> Task to carry out:
A line belongs in the answer if it contains "label"; copy every such line from the entries below.

> Entries shown:
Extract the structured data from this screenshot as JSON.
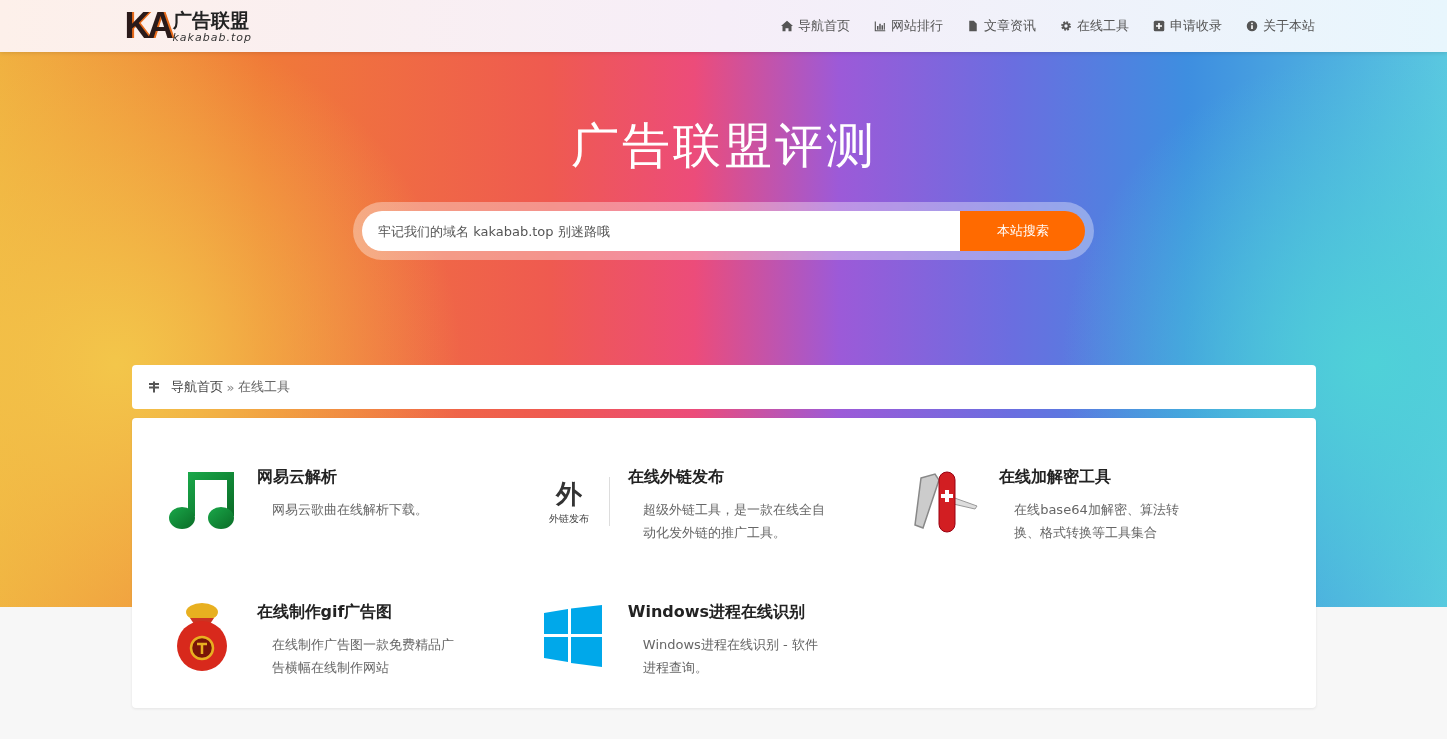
{
  "logo": {
    "mark": "KA",
    "title": "广告联盟",
    "domain": "kakabab.top"
  },
  "nav": [
    {
      "kind": "home",
      "label": "导航首页"
    },
    {
      "kind": "chart",
      "label": "网站排行"
    },
    {
      "kind": "file",
      "label": "文章资讯"
    },
    {
      "kind": "gear",
      "label": "在线工具"
    },
    {
      "kind": "plus",
      "label": "申请收录"
    },
    {
      "kind": "info",
      "label": "关于本站"
    }
  ],
  "hero": {
    "title": "广告联盟评测",
    "search": {
      "placeholder": "牢记我们的域名 kakabab.top 别迷路哦",
      "button": "本站搜索"
    }
  },
  "breadcrumb": {
    "items": [
      "导航首页",
      "在线工具"
    ],
    "separator": "»"
  },
  "tools": [
    {
      "kind": "music",
      "title": "网易云解析",
      "description": "网易云歌曲在线解析下载。"
    },
    {
      "kind": "text-logo",
      "logo_char": "外",
      "logo_caption": "外链发布",
      "title": "在线外链发布",
      "description": "超级外链工具，是一款在线全自动化发外链的推广工具。"
    },
    {
      "kind": "knife",
      "title": "在线加解密工具",
      "description": "在线base64加解密、算法转换、格式转换等工具集合"
    },
    {
      "kind": "bag",
      "title": "在线制作gif广告图",
      "description": "在线制作广告图一款免费精品广告横幅在线制作网站"
    },
    {
      "kind": "windows",
      "title": "Windows进程在线识别",
      "description": "Windows进程在线识别 - 软件进程查询。"
    }
  ]
}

> Output of the exercise:
      "label": "导航首页"
      "label": "网站排行"
      "label": "文章资讯"
      "label": "在线工具"
      "label": "申请收录"
      "label": "关于本站"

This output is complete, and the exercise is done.